• Assignment: Report every line of the records that includes the word "this".

--- Records provided Enclosed Below ---

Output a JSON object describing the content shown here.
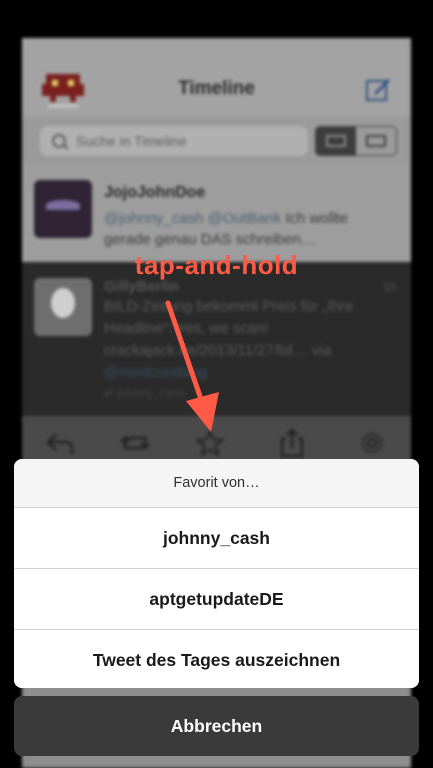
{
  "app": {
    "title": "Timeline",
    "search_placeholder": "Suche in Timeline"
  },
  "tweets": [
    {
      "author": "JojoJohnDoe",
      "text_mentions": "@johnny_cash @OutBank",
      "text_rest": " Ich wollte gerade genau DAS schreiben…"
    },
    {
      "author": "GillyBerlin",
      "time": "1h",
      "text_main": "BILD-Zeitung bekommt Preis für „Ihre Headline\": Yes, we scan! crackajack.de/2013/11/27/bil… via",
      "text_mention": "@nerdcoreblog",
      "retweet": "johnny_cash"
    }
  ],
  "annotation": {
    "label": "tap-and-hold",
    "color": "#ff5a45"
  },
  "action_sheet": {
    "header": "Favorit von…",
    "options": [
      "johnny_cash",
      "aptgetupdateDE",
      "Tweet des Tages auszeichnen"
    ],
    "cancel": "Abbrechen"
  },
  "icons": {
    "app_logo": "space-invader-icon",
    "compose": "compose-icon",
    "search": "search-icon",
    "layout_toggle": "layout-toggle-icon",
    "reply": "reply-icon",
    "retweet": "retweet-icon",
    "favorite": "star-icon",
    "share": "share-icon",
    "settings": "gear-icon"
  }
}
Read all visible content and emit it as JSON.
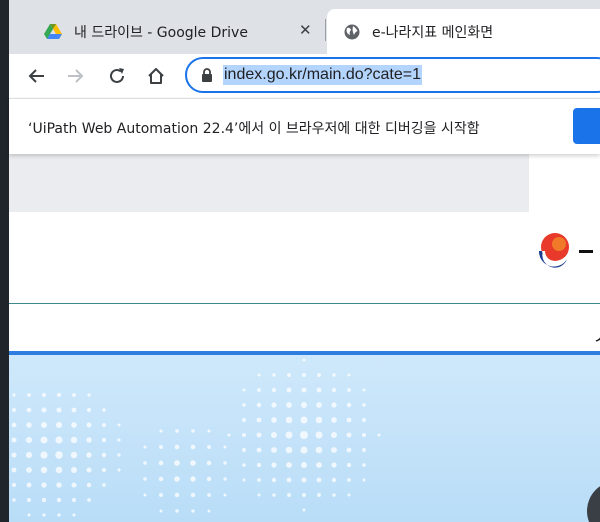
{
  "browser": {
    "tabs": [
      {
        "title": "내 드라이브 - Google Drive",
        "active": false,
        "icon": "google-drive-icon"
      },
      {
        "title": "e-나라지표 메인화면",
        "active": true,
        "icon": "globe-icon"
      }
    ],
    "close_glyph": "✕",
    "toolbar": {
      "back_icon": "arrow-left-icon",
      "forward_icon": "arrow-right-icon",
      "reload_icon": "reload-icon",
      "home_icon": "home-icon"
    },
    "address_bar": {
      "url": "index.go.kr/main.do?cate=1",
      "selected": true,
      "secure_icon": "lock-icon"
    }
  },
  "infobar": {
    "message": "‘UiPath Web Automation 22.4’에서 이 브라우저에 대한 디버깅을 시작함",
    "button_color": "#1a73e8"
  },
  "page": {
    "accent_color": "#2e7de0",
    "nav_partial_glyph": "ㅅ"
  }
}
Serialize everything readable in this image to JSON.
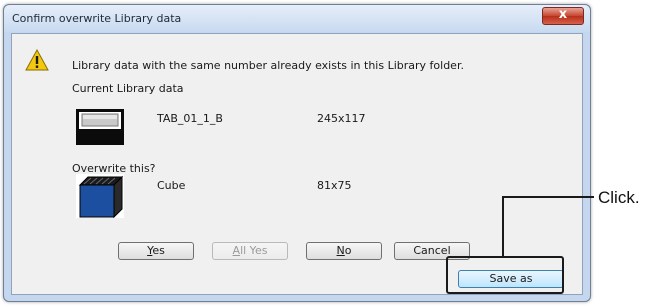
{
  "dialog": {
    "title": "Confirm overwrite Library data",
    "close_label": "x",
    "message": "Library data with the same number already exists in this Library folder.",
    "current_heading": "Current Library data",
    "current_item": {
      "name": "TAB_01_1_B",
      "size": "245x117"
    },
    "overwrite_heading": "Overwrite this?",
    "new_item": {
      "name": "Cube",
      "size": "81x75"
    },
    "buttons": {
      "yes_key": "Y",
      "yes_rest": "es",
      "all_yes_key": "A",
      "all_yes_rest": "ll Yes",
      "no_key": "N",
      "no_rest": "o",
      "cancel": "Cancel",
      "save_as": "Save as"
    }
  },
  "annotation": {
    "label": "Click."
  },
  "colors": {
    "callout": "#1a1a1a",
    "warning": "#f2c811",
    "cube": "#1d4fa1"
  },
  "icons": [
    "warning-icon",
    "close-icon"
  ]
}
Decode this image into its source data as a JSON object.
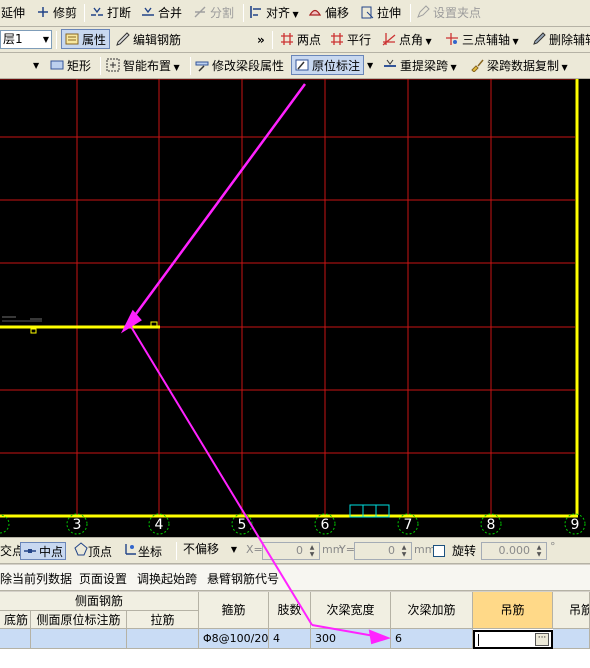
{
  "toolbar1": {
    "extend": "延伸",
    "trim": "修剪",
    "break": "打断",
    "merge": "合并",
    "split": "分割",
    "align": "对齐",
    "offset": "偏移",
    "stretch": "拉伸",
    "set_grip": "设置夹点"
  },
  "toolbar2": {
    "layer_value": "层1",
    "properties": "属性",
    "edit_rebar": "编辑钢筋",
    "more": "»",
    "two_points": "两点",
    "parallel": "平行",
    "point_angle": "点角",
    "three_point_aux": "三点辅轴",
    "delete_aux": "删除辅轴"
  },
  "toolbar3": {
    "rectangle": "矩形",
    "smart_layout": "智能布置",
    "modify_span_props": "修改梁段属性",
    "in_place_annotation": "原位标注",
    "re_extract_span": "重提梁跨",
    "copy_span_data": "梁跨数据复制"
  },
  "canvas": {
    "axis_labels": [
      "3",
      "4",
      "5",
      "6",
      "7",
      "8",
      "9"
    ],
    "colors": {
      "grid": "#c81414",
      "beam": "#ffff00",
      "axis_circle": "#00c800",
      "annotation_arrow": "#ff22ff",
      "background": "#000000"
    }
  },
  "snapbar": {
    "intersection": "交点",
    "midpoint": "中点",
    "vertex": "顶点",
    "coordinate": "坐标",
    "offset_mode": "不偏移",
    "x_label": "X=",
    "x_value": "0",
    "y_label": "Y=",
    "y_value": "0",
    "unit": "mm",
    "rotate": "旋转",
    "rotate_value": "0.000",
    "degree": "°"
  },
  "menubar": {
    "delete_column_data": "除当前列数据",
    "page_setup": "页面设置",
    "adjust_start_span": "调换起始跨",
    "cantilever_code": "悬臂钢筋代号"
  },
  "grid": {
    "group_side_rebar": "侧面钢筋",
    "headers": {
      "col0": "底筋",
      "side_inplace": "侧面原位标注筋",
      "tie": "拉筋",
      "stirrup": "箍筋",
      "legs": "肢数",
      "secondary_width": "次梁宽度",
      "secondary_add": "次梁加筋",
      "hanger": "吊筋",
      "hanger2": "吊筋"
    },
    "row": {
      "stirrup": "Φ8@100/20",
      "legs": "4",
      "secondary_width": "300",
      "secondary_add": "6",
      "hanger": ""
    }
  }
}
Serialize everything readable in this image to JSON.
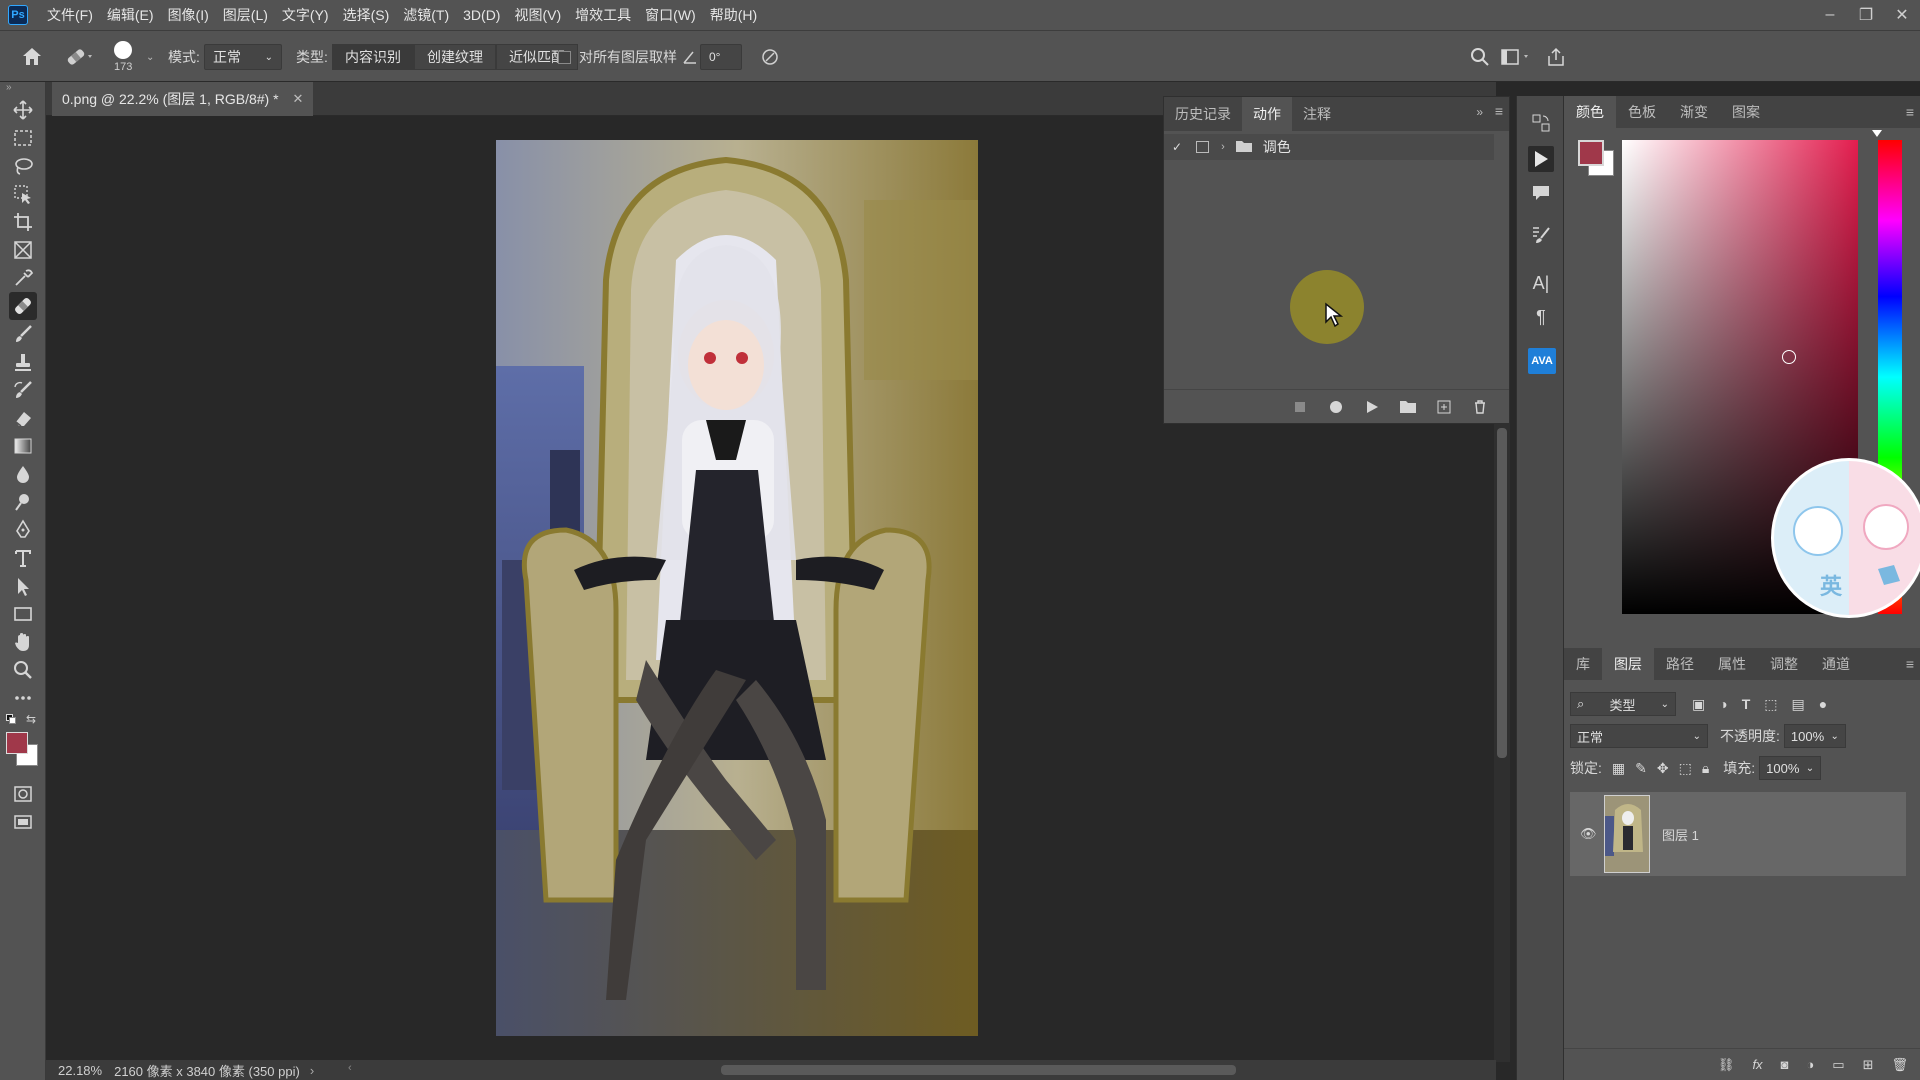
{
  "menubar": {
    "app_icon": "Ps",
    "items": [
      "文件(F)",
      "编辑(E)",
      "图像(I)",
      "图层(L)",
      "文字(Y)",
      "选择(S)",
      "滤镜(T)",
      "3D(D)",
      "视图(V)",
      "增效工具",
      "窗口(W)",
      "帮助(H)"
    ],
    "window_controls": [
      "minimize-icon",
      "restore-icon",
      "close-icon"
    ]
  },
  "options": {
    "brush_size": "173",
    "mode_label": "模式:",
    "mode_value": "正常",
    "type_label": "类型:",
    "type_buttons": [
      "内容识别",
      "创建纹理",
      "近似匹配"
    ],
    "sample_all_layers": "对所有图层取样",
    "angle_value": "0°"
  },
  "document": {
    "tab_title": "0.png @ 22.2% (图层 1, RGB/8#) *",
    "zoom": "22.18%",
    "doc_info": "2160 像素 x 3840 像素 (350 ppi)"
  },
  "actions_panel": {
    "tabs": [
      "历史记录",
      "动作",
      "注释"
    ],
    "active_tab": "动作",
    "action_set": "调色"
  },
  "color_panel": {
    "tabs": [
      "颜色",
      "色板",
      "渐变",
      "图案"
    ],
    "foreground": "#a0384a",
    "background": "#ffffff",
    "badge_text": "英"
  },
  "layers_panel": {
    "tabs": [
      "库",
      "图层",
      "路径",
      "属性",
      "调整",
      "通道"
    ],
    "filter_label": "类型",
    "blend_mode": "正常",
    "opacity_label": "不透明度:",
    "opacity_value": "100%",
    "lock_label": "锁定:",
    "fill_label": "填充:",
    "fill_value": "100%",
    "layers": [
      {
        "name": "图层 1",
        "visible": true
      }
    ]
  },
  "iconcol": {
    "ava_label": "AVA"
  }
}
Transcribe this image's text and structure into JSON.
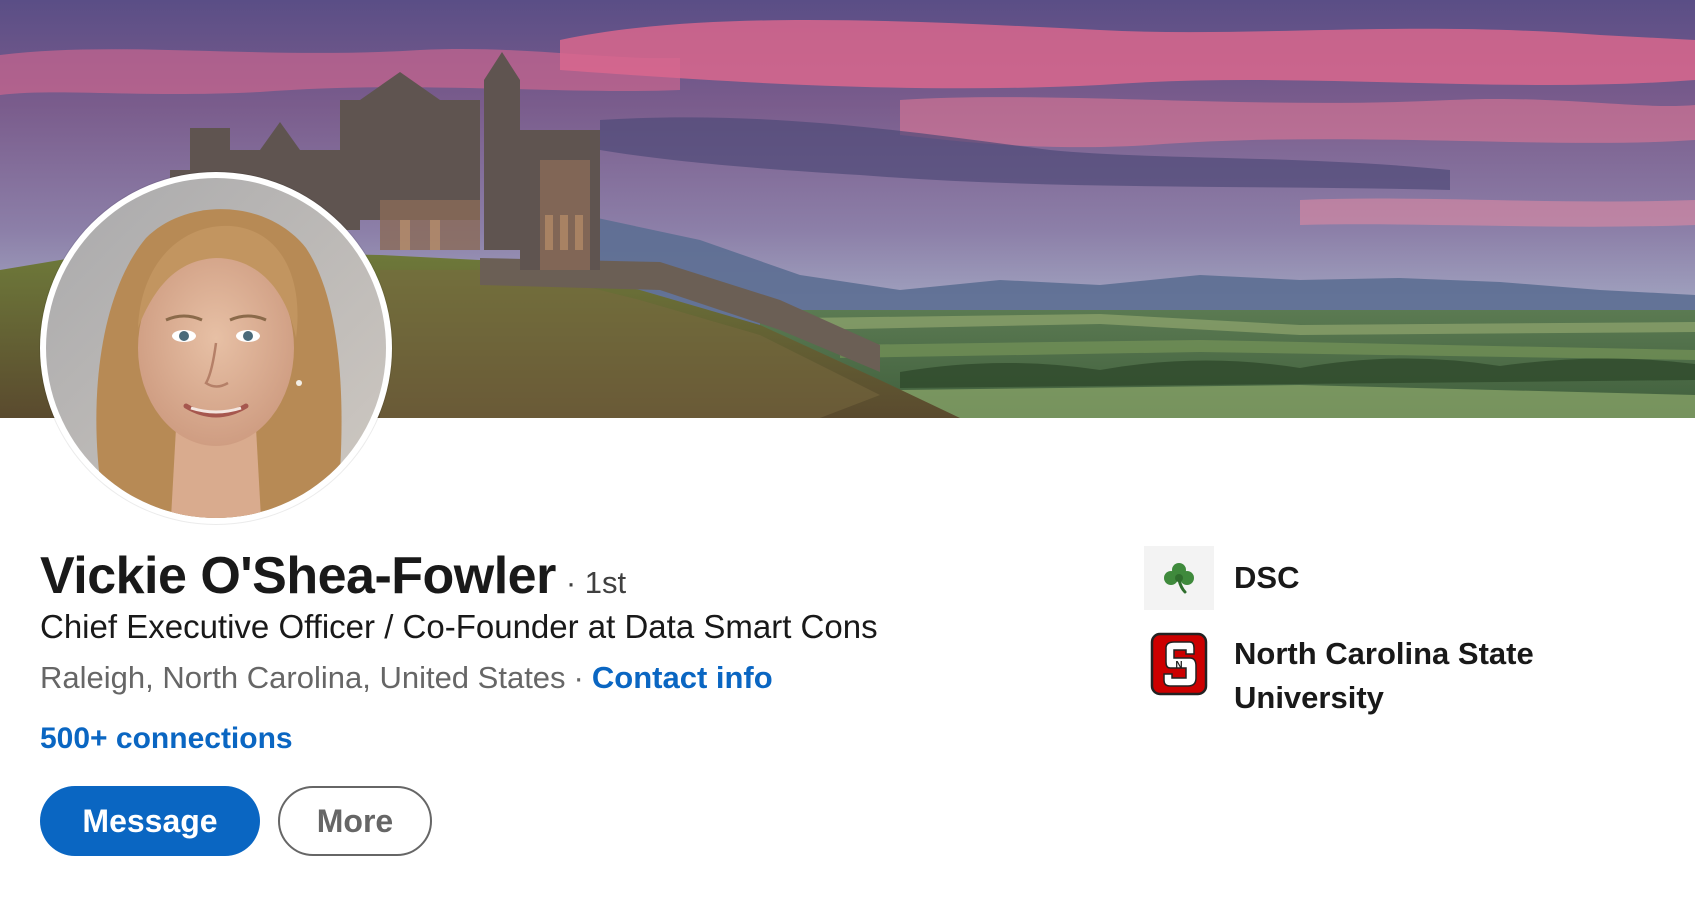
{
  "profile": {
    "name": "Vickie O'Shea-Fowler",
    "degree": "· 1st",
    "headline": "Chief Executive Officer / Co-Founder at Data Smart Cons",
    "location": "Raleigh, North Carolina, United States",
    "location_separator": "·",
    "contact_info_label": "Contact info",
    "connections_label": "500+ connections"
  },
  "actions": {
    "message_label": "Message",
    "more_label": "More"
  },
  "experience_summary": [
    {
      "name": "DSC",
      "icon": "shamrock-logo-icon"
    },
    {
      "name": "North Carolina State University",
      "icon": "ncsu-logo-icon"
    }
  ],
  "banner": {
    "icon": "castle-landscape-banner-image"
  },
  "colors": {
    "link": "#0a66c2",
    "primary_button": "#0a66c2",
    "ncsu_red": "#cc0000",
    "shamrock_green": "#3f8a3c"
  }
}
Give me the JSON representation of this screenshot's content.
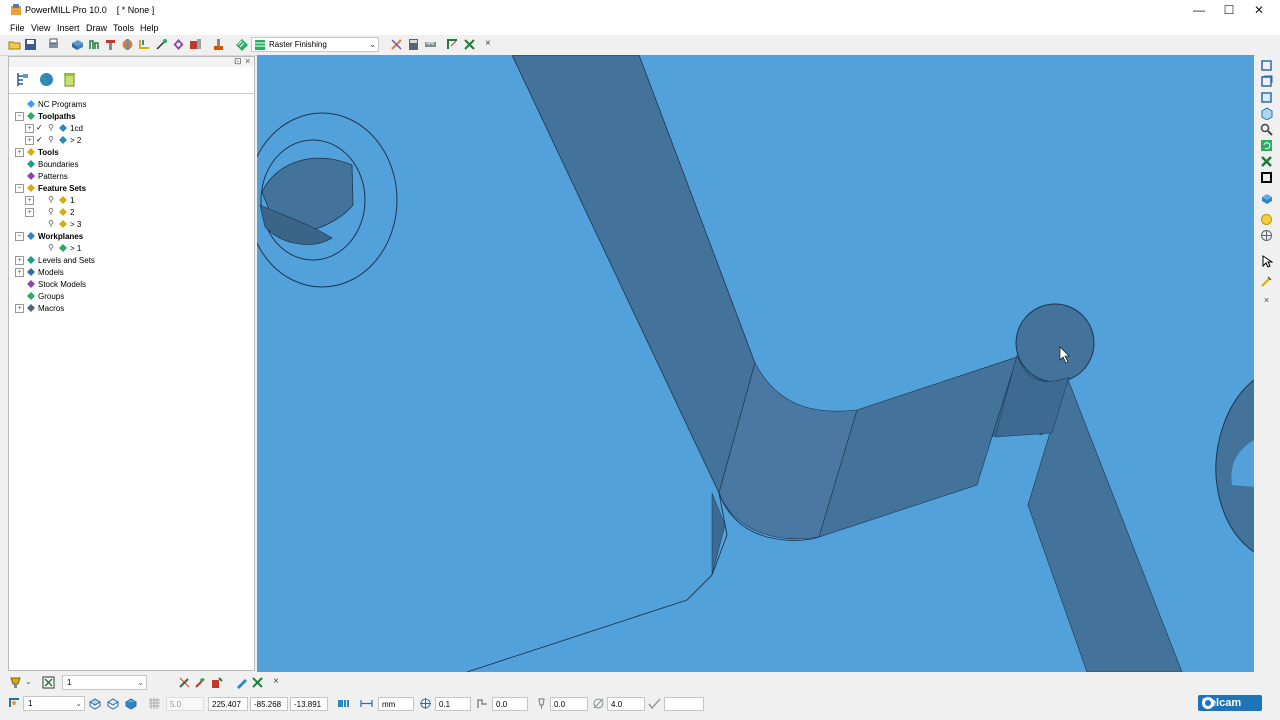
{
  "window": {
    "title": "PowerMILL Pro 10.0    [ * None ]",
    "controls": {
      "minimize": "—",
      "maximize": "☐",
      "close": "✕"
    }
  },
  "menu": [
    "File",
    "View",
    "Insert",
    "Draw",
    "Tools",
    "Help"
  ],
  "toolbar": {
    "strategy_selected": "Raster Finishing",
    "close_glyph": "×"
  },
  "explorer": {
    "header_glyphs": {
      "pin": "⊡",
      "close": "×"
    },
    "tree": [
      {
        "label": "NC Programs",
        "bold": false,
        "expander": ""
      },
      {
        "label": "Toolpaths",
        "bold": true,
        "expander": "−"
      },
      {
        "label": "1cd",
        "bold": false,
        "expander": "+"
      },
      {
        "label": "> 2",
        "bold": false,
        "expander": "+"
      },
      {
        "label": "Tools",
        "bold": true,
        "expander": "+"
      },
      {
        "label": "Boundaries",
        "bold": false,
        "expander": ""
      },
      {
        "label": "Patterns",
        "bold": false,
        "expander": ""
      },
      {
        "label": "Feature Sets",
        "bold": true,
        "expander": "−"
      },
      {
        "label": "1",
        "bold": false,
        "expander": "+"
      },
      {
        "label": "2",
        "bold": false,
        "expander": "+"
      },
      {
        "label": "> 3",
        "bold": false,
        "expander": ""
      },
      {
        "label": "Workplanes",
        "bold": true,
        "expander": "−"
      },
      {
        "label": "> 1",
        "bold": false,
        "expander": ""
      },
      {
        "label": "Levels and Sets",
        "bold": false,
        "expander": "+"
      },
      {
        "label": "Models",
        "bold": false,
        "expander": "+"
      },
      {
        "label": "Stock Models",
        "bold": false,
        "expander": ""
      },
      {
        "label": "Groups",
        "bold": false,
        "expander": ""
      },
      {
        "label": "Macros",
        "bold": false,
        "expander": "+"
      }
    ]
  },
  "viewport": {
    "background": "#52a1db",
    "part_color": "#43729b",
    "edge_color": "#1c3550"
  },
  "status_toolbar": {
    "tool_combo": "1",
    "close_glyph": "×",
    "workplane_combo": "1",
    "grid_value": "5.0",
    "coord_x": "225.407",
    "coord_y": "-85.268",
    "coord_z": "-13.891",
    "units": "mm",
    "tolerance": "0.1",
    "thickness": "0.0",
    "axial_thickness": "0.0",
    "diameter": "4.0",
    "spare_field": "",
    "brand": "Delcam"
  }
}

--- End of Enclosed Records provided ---

• Completed exercise:
Serialize everything readable in this image to JSON.
    "message": "Library data with the same number already exists in this Library folder.",
    "overwrite_heading": "Overwrite this?",
Decode this image into its source data as a JSON object.
Serialize everything readable in this image to JSON.
Transcribe this image's text and structure into JSON.
Give me the JSON representation of this screenshot's content.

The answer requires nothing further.